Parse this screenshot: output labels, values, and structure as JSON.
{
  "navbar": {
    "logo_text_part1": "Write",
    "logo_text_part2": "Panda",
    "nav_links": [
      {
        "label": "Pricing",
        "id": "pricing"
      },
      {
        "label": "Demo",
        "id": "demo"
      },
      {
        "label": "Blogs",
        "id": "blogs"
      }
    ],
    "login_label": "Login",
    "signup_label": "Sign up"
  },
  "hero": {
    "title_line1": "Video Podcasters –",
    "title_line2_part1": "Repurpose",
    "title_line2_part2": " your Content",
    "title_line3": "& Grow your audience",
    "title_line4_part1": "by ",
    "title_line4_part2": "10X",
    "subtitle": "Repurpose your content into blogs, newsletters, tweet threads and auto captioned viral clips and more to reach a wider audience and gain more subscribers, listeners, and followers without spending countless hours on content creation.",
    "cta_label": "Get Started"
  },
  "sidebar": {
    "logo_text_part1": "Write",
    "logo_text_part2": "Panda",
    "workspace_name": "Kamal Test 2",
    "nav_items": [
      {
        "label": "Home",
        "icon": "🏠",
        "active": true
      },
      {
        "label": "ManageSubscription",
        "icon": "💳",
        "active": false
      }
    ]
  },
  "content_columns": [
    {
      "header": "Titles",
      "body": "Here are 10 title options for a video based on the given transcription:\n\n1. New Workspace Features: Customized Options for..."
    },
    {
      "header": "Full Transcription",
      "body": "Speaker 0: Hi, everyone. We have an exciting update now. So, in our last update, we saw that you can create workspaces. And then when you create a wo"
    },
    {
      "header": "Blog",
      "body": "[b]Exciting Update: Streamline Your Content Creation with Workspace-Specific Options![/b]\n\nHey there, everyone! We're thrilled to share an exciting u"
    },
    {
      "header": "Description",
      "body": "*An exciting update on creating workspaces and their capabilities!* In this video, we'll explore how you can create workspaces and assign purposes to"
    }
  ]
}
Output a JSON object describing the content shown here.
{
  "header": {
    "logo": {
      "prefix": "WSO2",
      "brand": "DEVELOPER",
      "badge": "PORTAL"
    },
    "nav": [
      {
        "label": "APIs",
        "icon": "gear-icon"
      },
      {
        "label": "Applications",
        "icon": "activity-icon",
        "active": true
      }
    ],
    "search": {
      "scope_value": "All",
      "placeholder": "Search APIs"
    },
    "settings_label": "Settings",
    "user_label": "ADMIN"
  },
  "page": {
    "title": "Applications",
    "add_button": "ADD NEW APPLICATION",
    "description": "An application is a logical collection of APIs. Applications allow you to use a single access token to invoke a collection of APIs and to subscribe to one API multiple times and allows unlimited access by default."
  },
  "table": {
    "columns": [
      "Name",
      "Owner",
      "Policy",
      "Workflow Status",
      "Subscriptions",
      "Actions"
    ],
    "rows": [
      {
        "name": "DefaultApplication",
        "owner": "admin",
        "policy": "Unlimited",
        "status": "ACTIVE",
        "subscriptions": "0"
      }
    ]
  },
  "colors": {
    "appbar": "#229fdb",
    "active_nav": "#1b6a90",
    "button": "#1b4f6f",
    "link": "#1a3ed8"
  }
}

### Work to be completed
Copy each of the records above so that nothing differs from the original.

### Written answer
Parse this screenshot: output labels, values, and structure as JSON.
{
  "navbar": {
    "logo_text_part1": "Write",
    "logo_text_part2": "Panda",
    "nav_links": [
      {
        "label": "Pricing",
        "id": "pricing"
      },
      {
        "label": "Demo",
        "id": "demo"
      },
      {
        "label": "Blogs",
        "id": "blogs"
      }
    ],
    "login_label": "Login",
    "signup_label": "Sign up"
  },
  "hero": {
    "title_line1": "Video Podcasters –",
    "title_line2_part1": "Repurpose",
    "title_line2_part2": " your Content",
    "title_line3": "& Grow your audience",
    "title_line4_part1": "by ",
    "title_line4_part2": "10X",
    "subtitle": "Repurpose your content into blogs, newsletters, tweet threads and auto captioned viral clips and more to reach a wider audience and gain more subscribers, listeners, and followers without spending countless hours on content creation.",
    "cta_label": "Get Started"
  },
  "sidebar": {
    "logo_text_part1": "Write",
    "logo_text_part2": "Panda",
    "workspace_name": "Kamal Test 2",
    "nav_items": [
      {
        "label": "Home",
        "icon": "🏠",
        "active": true
      },
      {
        "label": "ManageSubscription",
        "icon": "💳",
        "active": false
      }
    ]
  },
  "content_columns": [
    {
      "header": "Titles",
      "body": "Here are 10 title options for a video based on the given transcription:\n\n1. New Workspace Features: Customized Options for..."
    },
    {
      "header": "Full Transcription",
      "body": "Speaker 0: Hi, everyone. We have an exciting update now. So, in our last update, we saw that you can create workspaces. And then when you create a wo"
    },
    {
      "header": "Blog",
      "body": "[b]Exciting Update: Streamline Your Content Creation with Workspace-Specific Options![/b]\n\nHey there, everyone! We're thrilled to share an exciting u"
    },
    {
      "header": "Description",
      "body": "*An exciting update on creating workspaces and their capabilities!* In this video, we'll explore how you can create workspaces and assign purposes to"
    }
  ]
}
Output a JSON object describing the content shown here.
{
  "header": {
    "logo": {
      "prefix": "WSO2",
      "brand": "DEVELOPER",
      "badge": "PORTAL"
    },
    "nav": [
      {
        "label": "APIs",
        "icon": "gear-icon"
      },
      {
        "label": "Applications",
        "icon": "activity-icon",
        "active": true
      }
    ],
    "search": {
      "scope_value": "All",
      "placeholder": "Search APIs"
    },
    "settings_label": "Settings",
    "user_label": "ADMIN"
  },
  "page": {
    "title": "Applications",
    "add_button": "ADD NEW APPLICATION",
    "description": "An application is a logical collection of APIs. Applications allow you to use a single access token to invoke a collection of APIs and to subscribe to one API multiple times and allows unlimited access by default."
  },
  "table": {
    "columns": [
      "Name",
      "Owner",
      "Policy",
      "Workflow Status",
      "Subscriptions",
      "Actions"
    ],
    "rows": [
      {
        "name": "DefaultApplication",
        "owner": "admin",
        "policy": "Unlimited",
        "status": "ACTIVE",
        "subscriptions": "0"
      }
    ]
  },
  "colors": {
    "appbar": "#229fdb",
    "active_nav": "#1b6a90",
    "button": "#1b4f6f",
    "link": "#1a3ed8"
  }
}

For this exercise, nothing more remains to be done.